▸ **THE DATA**:
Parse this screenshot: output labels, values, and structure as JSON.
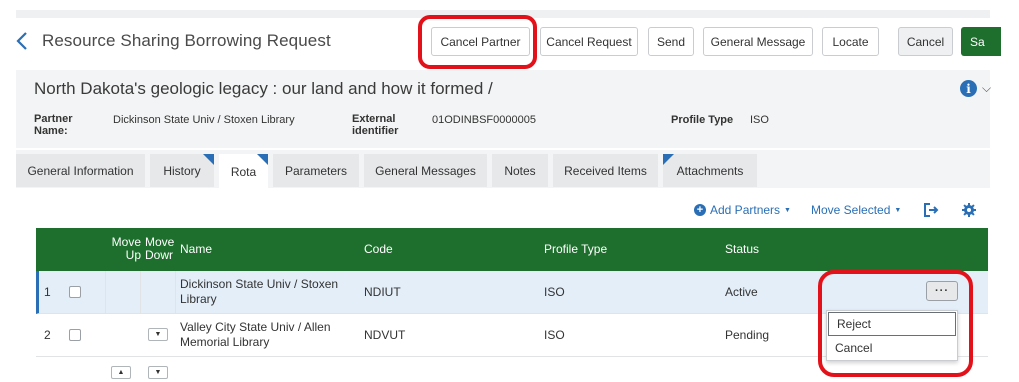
{
  "header": {
    "title": "Resource Sharing Borrowing Request",
    "buttons": {
      "cancel_partner": "Cancel Partner",
      "cancel_request": "Cancel Request",
      "send": "Send",
      "general_message": "General Message",
      "locate": "Locate",
      "cancel": "Cancel",
      "save": "Sa"
    }
  },
  "record": {
    "title": "North Dakota's geologic legacy : our land and how it formed /",
    "partner_name_label": "Partner Name:",
    "partner_name_value": "Dickinson State Univ / Stoxen Library",
    "external_identifier_label": "External identifier",
    "external_identifier_value": "01ODINBSF0000005",
    "profile_type_label": "Profile Type",
    "profile_type_value": "ISO"
  },
  "tabs": [
    {
      "label": "General Information"
    },
    {
      "label": "History"
    },
    {
      "label": "Rota"
    },
    {
      "label": "Parameters"
    },
    {
      "label": "General Messages"
    },
    {
      "label": "Notes"
    },
    {
      "label": "Received Items"
    },
    {
      "label": "Attachments"
    }
  ],
  "toolbar": {
    "add_partners": "Add Partners",
    "move_selected": "Move Selected"
  },
  "table": {
    "headers": {
      "move_up": "Move Up",
      "move_down": "Move Dowr",
      "name": "Name",
      "code": "Code",
      "profile_type": "Profile Type",
      "status": "Status"
    },
    "rows": [
      {
        "num": "1",
        "name": "Dickinson State Univ / Stoxen Library",
        "code": "NDIUT",
        "profile_type": "ISO",
        "status": "Active"
      },
      {
        "num": "2",
        "name": "Valley City State Univ / Allen Memorial Library",
        "code": "NDVUT",
        "profile_type": "ISO",
        "status": "Pending"
      }
    ],
    "more_button": "···"
  },
  "row_menu": {
    "items": [
      "Reject",
      "Cancel"
    ]
  },
  "colors": {
    "accent_blue": "#2a6fb5",
    "header_green": "#1e6f2d",
    "highlight_red": "#e3121a",
    "selected_row": "#e3eef9"
  },
  "icons": [
    "back-chevron-icon",
    "info-icon",
    "plus-circle-icon",
    "caret-down-icon",
    "export-icon",
    "gear-icon",
    "more-icon"
  ]
}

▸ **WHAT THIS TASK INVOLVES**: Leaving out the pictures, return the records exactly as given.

▸ **YOUR SOLUTION**:
Parse this screenshot: output labels, values, and structure as JSON.
{
  "header": {
    "title": "Resource Sharing Borrowing Request",
    "buttons": {
      "cancel_partner": "Cancel Partner",
      "cancel_request": "Cancel Request",
      "send": "Send",
      "general_message": "General Message",
      "locate": "Locate",
      "cancel": "Cancel",
      "save": "Sa"
    }
  },
  "record": {
    "title": "North Dakota's geologic legacy : our land and how it formed /",
    "partner_name_label": "Partner Name:",
    "partner_name_value": "Dickinson State Univ / Stoxen Library",
    "external_identifier_label": "External identifier",
    "external_identifier_value": "01ODINBSF0000005",
    "profile_type_label": "Profile Type",
    "profile_type_value": "ISO"
  },
  "tabs": [
    {
      "label": "General Information"
    },
    {
      "label": "History"
    },
    {
      "label": "Rota"
    },
    {
      "label": "Parameters"
    },
    {
      "label": "General Messages"
    },
    {
      "label": "Notes"
    },
    {
      "label": "Received Items"
    },
    {
      "label": "Attachments"
    }
  ],
  "toolbar": {
    "add_partners": "Add Partners",
    "move_selected": "Move Selected"
  },
  "table": {
    "headers": {
      "move_up": "Move Up",
      "move_down": "Move Dowr",
      "name": "Name",
      "code": "Code",
      "profile_type": "Profile Type",
      "status": "Status"
    },
    "rows": [
      {
        "num": "1",
        "name": "Dickinson State Univ / Stoxen Library",
        "code": "NDIUT",
        "profile_type": "ISO",
        "status": "Active"
      },
      {
        "num": "2",
        "name": "Valley City State Univ / Allen Memorial Library",
        "code": "NDVUT",
        "profile_type": "ISO",
        "status": "Pending"
      }
    ],
    "more_button": "···"
  },
  "row_menu": {
    "items": [
      "Reject",
      "Cancel"
    ]
  },
  "colors": {
    "accent_blue": "#2a6fb5",
    "header_green": "#1e6f2d",
    "highlight_red": "#e3121a",
    "selected_row": "#e3eef9"
  },
  "icons": [
    "back-chevron-icon",
    "info-icon",
    "plus-circle-icon",
    "caret-down-icon",
    "export-icon",
    "gear-icon",
    "more-icon"
  ]
}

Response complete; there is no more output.